Think there are no jobs in film? Think again!
Magic partnership to inspire the next generation of moviemakers
More than 60% of young people have never received formal guidance on careers in the creative industry, a survey has found.
Warner Bros. commissioned a OnePoll survey which questioned 1500 young people, aged 12 to 20, about their creative interests and their understanding of the roles available to them in TV and film.
Despite enjoying hobbies such as photography, video-editing and coding, the findings showed that many young people were unable to see how they could turn their passions into exciting careers.
Respondents were given a list of creative roles and asked to highlight those they had heard of. Only the more obvious roles such as artist, actor, musician and fashion designer had high recognition rates.
In response to the survey, Warner Bros is launching a new initiative called Imagine Creative Careers using the people who work behind the scenes on the Harry Potter and Fantastic Beasts films to inspire the next generation of creative people.
Making the Magic
As part of this, they have teamed up with BBC Bitesize to create Making The Magic – a new online collection of resources that will be launched during Careers Week (March 2 to 7) to show what jobs are available and what skills are needed.
Andrew Tomlinson, Head of Digital Products at BBC Education, said “We know that young people have a passion for creative pursuits, but many of them don’t realise they can turn that passion into a career. This brilliant activity is the perfect way to get students inspired and fired up to believe that they can be whatever they set their minds to.”
As well as inspiring budding filmmakers, the partnership aims to tackle the skills shortage in the industry – with employers saying it is particularly difficult to recruit into jobs in animation, games and visual effects.
Brooke McGowan works in visual effects (VFX) as a compositor . She worked on the first two Fantastic Beasts films – JK Rowling’s spin-off Harry Potter series. She uses video editing to blend computer-generated elements with filmed footage to create a realistic picture.
“Our job is to make it so believable that the audience are able to suspend their disbelief and enter these worlds,” she said.
Brooke, from London, only found out the job existed while studying for a degree in film and video interactive arts.
“My tutor said to me, ‘watch the films that you like, go through the credit list and see what job roles there are,’ and that’s where I learnt about visual effects.”

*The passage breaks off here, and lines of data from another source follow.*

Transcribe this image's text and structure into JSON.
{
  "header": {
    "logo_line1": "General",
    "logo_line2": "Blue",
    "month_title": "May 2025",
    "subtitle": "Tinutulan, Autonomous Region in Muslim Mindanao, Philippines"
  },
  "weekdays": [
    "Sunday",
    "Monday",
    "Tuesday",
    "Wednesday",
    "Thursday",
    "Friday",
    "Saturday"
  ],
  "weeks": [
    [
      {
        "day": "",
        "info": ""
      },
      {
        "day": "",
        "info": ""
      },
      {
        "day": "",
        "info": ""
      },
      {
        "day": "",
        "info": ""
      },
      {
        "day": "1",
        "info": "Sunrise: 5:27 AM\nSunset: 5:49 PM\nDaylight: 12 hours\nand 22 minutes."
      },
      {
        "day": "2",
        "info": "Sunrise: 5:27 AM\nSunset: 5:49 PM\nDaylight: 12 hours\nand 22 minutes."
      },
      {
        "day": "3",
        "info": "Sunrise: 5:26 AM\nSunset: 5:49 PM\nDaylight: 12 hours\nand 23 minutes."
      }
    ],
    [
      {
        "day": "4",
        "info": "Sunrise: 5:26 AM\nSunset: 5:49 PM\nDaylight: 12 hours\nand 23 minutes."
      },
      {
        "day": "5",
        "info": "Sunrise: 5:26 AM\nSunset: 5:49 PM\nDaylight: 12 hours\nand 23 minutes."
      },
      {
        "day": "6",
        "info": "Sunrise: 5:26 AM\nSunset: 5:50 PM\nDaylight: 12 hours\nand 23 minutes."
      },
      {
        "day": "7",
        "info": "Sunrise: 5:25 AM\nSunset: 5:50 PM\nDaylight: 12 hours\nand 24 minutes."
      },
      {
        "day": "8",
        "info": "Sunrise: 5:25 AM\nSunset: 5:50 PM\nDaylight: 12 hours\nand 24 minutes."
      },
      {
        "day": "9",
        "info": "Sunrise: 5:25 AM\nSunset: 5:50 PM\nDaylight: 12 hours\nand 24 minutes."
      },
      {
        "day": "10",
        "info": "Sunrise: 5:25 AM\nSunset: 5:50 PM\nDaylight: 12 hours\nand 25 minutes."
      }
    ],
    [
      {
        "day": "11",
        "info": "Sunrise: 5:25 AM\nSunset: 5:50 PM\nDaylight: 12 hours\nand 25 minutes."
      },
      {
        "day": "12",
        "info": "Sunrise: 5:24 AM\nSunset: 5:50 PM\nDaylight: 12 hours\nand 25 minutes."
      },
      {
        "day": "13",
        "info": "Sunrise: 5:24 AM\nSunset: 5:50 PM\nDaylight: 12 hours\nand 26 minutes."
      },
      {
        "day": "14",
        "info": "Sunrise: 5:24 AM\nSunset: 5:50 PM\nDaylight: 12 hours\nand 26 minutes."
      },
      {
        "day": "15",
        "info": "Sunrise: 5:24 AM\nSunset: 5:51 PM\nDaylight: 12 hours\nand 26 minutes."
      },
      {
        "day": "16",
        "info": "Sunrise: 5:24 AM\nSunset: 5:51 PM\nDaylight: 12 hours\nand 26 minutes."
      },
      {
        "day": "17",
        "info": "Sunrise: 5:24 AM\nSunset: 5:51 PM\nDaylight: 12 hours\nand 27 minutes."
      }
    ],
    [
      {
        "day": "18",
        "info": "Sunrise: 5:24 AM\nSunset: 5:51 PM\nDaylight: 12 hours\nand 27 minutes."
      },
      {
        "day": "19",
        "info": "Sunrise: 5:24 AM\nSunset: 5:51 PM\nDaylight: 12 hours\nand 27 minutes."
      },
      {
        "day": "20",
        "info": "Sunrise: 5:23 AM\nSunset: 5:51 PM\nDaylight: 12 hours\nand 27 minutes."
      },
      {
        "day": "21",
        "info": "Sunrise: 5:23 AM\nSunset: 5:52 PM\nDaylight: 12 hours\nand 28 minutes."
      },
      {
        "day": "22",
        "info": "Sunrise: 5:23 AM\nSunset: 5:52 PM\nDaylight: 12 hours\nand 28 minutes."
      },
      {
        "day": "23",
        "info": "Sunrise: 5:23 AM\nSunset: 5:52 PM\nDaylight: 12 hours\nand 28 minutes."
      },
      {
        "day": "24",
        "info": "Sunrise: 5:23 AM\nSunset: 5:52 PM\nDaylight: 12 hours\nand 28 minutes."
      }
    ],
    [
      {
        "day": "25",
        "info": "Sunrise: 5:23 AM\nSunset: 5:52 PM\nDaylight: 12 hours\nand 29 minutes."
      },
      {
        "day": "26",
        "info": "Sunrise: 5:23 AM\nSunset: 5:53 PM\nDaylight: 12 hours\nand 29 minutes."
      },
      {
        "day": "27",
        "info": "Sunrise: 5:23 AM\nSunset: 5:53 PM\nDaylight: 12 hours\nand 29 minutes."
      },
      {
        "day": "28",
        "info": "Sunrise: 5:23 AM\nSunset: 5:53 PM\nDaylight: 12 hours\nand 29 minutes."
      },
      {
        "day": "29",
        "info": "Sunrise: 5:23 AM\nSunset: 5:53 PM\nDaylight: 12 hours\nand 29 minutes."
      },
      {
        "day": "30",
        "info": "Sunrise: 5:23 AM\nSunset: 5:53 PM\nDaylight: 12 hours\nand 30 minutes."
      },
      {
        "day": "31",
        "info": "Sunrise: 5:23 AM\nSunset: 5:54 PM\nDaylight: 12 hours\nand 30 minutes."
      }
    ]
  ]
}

After graduating, she broke into the industry via an internship at a production company which led to a full-time role. When that company shut down, she took on a more junior role as a runner at another firm, fetching teas and coffees.
“I was willing to go in anywhere. I didn’t care that I had a year’s experience. If you want something, you have to go and get it,” she said.
Brooke's colleague, visual effects supervisor Christian Manz, oversaw the VFX team for the first two Fantastic Beasts films and is now working on the third.
"There was no direct path," he says, speaking of starting out in the industry. "Getting my job as a runner at Framestore creative studio was the start to my career. Since then, hard work and the willingness to take on challenges has seen me progress to where I am today."
He's optimistic about young people getting into the industry, commenting: "I'm a firm believer that you really want to get somewhere, you'll get there."
There are thousands of jobs in the screens industry, which includes TV, film, gaming and animation, and it’s significantly growing.
About 211,000 people worked in the creative industry in 2017 – up from 182,000 in 2013, according to the latest report by ScreenSkills.
The most jobs are to be found in London followed by Scotland, the South East and Wales.
Despite the growth in the sector, businesses say they find it hard to recruit in some areas. They also report a skills shortage with young employees missing what’s needed to progress in the industry.
The most common shortages relate to production and development roles but there are also significant shortages in advanced IT and in roles such as artists, technical artists and animators, particularly in animation, games and special effects.
Just over a third of employers who responded to ScreenSkills' Employer Survey in 2018 also identified a wide range of skills gaps within their workforce. They highlighted management, leadership and project management skills as most commonly lacking.